● **Data for processing**
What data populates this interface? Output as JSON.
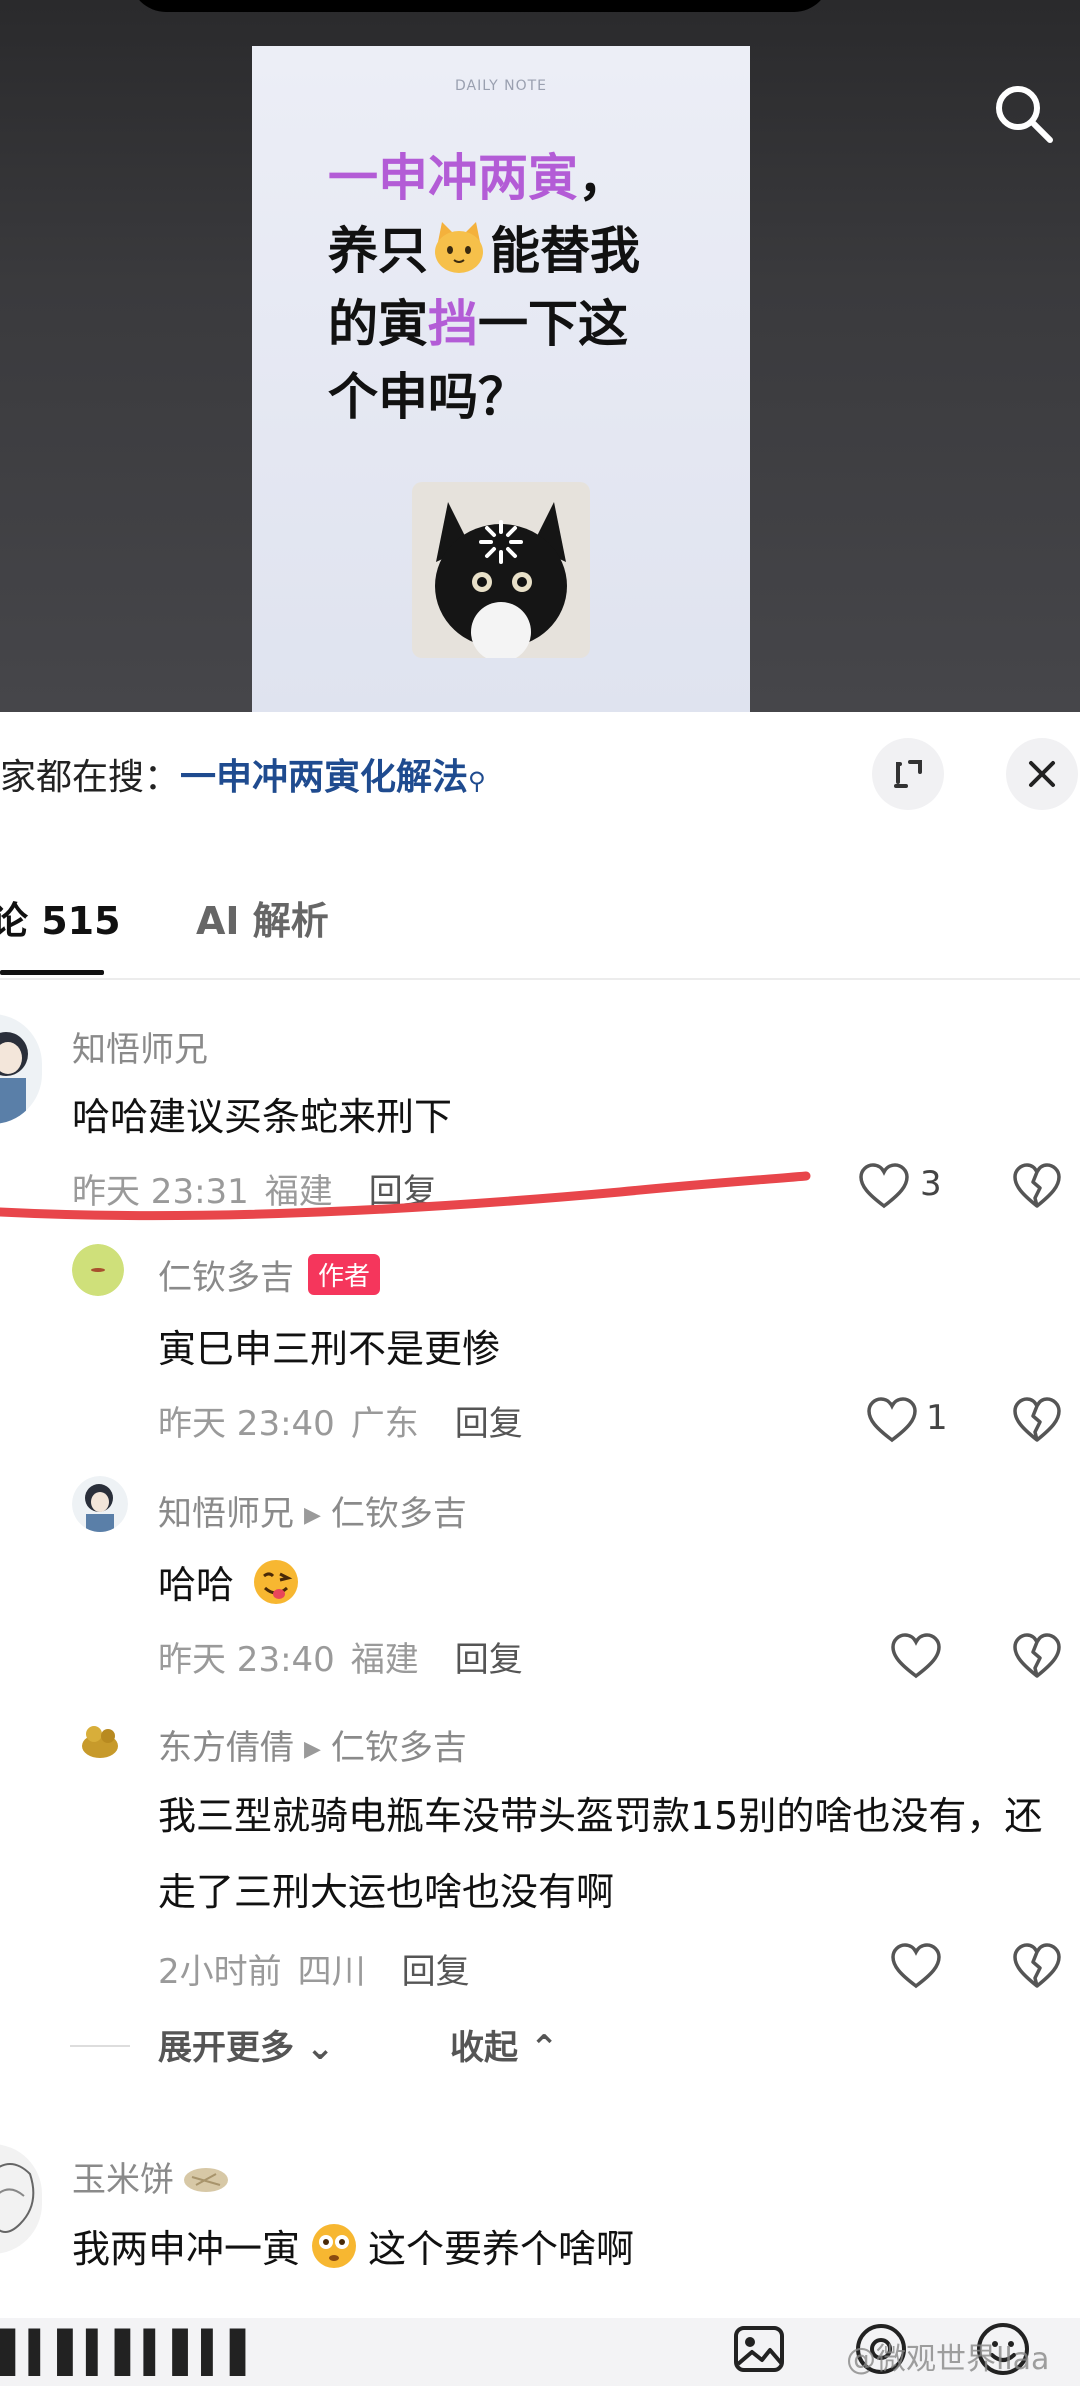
{
  "video": {
    "card_label": "DAILY NOTE",
    "line1_purple": "一申冲两寅",
    "line1_rest": "，",
    "line2_a": "养只",
    "line2_b": "能替我",
    "line3_a": "的寅",
    "line3_purple": "挡",
    "line3_b": "一下这",
    "line4": "个申吗？"
  },
  "search_suggestion": {
    "prefix": "家都在搜：",
    "link": "一申冲两寅化解法",
    "icon": "search-icon"
  },
  "tabs": {
    "comments": "论 515",
    "ai": "AI 解析"
  },
  "comments": [
    {
      "user": "知悟师兄",
      "text": "哈哈建议买条蛇来刑下",
      "time": "昨天 23:31",
      "location": "福建",
      "reply": "回复",
      "likes": "3"
    }
  ],
  "replies": [
    {
      "user": "仁钦多吉",
      "badge": "作者",
      "text": "寅巳申三刑不是更惨",
      "time": "昨天 23:40",
      "location": "广东",
      "reply": "回复",
      "likes": "1"
    },
    {
      "user": "知悟师兄",
      "reply_to": "仁钦多吉",
      "text": "哈哈",
      "time": "昨天 23:40",
      "location": "福建",
      "reply": "回复",
      "likes": ""
    },
    {
      "user": "东方倩倩",
      "reply_to": "仁钦多吉",
      "text": "我三型就骑电瓶车没带头盔罚款15别的啥也没有，还走了三刑大运也啥也没有啊",
      "time": "2小时前",
      "location": "四川",
      "reply": "回复",
      "likes": ""
    }
  ],
  "expand": {
    "more": "展开更多",
    "collapse": "收起"
  },
  "comment2": {
    "user": "玉米饼",
    "text_a": "我两申冲一寅",
    "text_b": "这个要养个啥啊"
  },
  "bottom": {
    "input_stub": "▌▍▌▍▌▍▌▍▌",
    "watermark": "@微观世界llaa"
  },
  "colors": {
    "accent_purple": "#b35cd6",
    "link_blue": "#1f4b8f",
    "author_badge": "#f5365c",
    "annotation_red": "#e8464b"
  }
}
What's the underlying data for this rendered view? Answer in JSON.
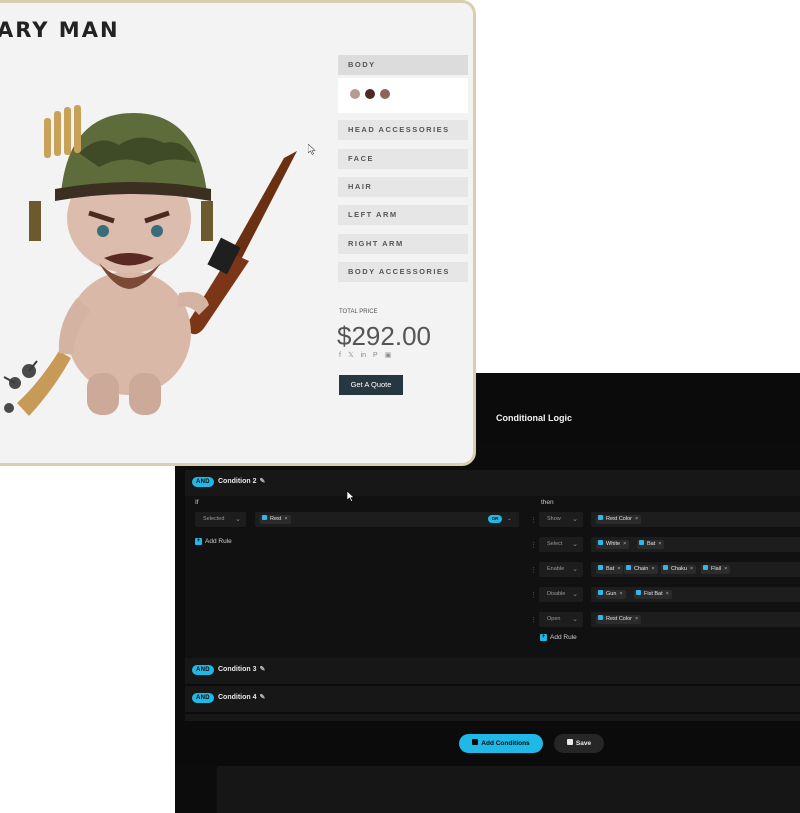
{
  "modal": {
    "title": "Conditional Logic",
    "if_label": "If",
    "then_label": "then",
    "rule_select_value": "Selected",
    "rule_tag": "Rest",
    "or_toggle": "OR",
    "add_rule_label": "Add Rule",
    "actions": [
      {
        "action": "Show",
        "tags": [
          "Rest Color"
        ]
      },
      {
        "action": "Select",
        "tags": [
          "White",
          "Bat"
        ]
      },
      {
        "action": "Enable",
        "tags": [
          "Bat",
          "Chain",
          "Chaku",
          "Flail"
        ]
      },
      {
        "action": "Disable",
        "tags": [
          "Gun",
          "Fist Bat"
        ]
      },
      {
        "action": "Open",
        "tags": [
          "Rest Color"
        ]
      }
    ],
    "conditions": [
      {
        "pill": "AND",
        "name": "Condition 2"
      },
      {
        "pill": "AND",
        "name": "Condition 3"
      },
      {
        "pill": "AND",
        "name": "Condition 4"
      }
    ],
    "add_conditions_label": "Add Conditions",
    "save_label": "Save"
  },
  "product": {
    "title": "ARY MAN",
    "options": [
      "BODY",
      "HEAD ACCESSORIES",
      "FACE",
      "HAIR",
      "LEFT ARM",
      "RIGHT ARM",
      "BODY ACCESSORIES"
    ],
    "swatch_colors": [
      "#b79a91",
      "#4a2c22",
      "#8e6557"
    ],
    "total_price_label": "TOTAL PRICE",
    "price": "$292.00",
    "social_icons": [
      "f",
      "𝕏",
      "in",
      "P",
      "▣"
    ],
    "quote_label": "Get A Quote"
  },
  "icons": {
    "pencil": "✎",
    "chevron": "⌄",
    "grip": "⋮⋮",
    "close": "×"
  }
}
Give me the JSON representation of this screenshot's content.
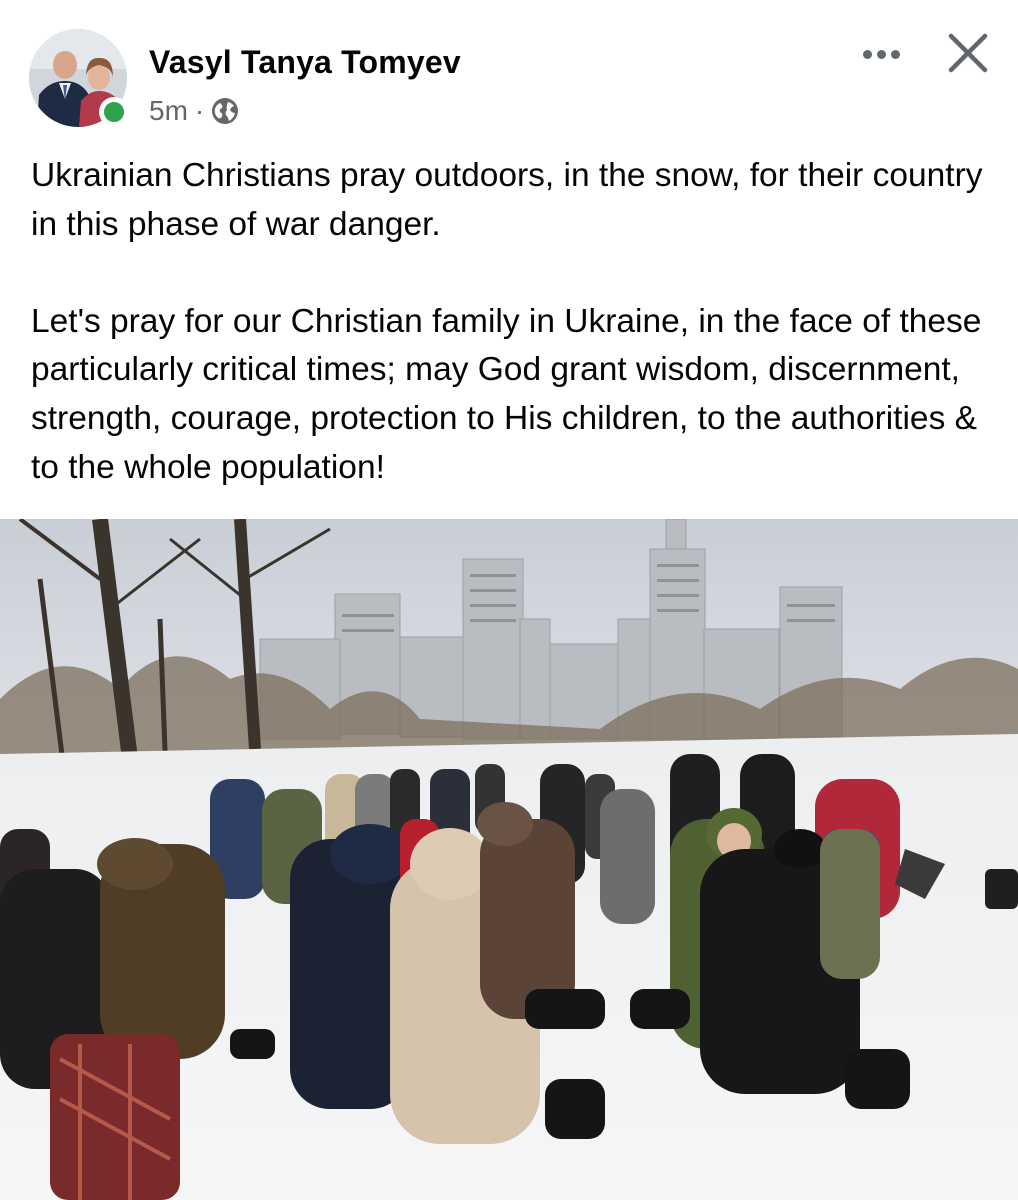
{
  "post": {
    "author": "Vasyl Tanya Tomyev",
    "time": "5m",
    "separator": "·",
    "privacy_icon": "globe-icon",
    "paragraphs": [
      "Ukrainian Christians pray outdoors, in the snow, for their country in this phase of war danger.",
      "Let's pray for our Christian family in Ukraine, in the face of these particularly critical times; may God grant wisdom, discernment, strength, courage, protection to His children, to the authorities & to the whole population!"
    ],
    "online": true
  },
  "header_actions": {
    "more_icon": "more-horizontal-icon",
    "close_icon": "close-icon"
  },
  "colors": {
    "online": "#31a24c",
    "secondary_text": "#65676b",
    "icon": "#606770"
  }
}
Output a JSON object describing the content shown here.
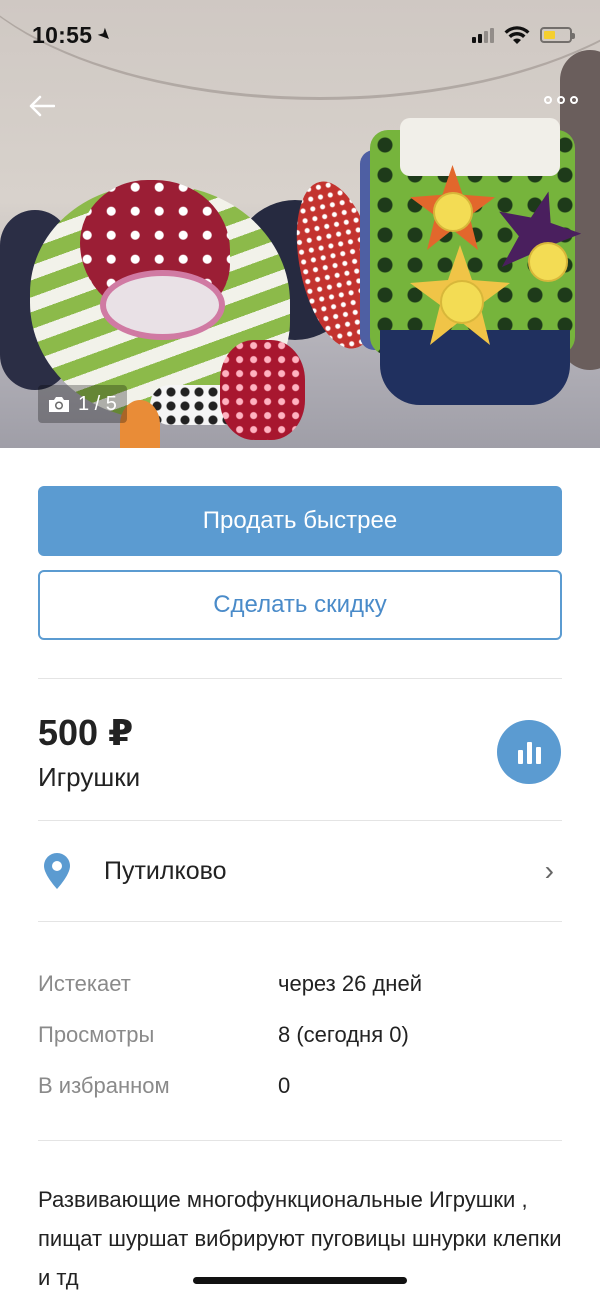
{
  "status_bar": {
    "time": "10:55",
    "battery_level": 0.45
  },
  "photo": {
    "counter": "1 / 5"
  },
  "actions": {
    "sell_faster": "Продать быстрее",
    "make_discount": "Сделать скидку"
  },
  "listing": {
    "price": "500 ₽",
    "category": "Игрушки",
    "location": "Путилково"
  },
  "info": [
    {
      "label": "Истекает",
      "value": "через 26 дней"
    },
    {
      "label": "Просмотры",
      "value": "8 (сегодня 0)"
    },
    {
      "label": "В избранном",
      "value": "0"
    }
  ],
  "description": "Развивающие многофункциональные Игрушки , пищат шуршат вибрируют пуговицы шнурки клепки и тд",
  "colors": {
    "accent": "#5b9bd1",
    "battery": "#f5cf2f"
  }
}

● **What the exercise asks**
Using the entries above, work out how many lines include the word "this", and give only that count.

● **Exercise result**
4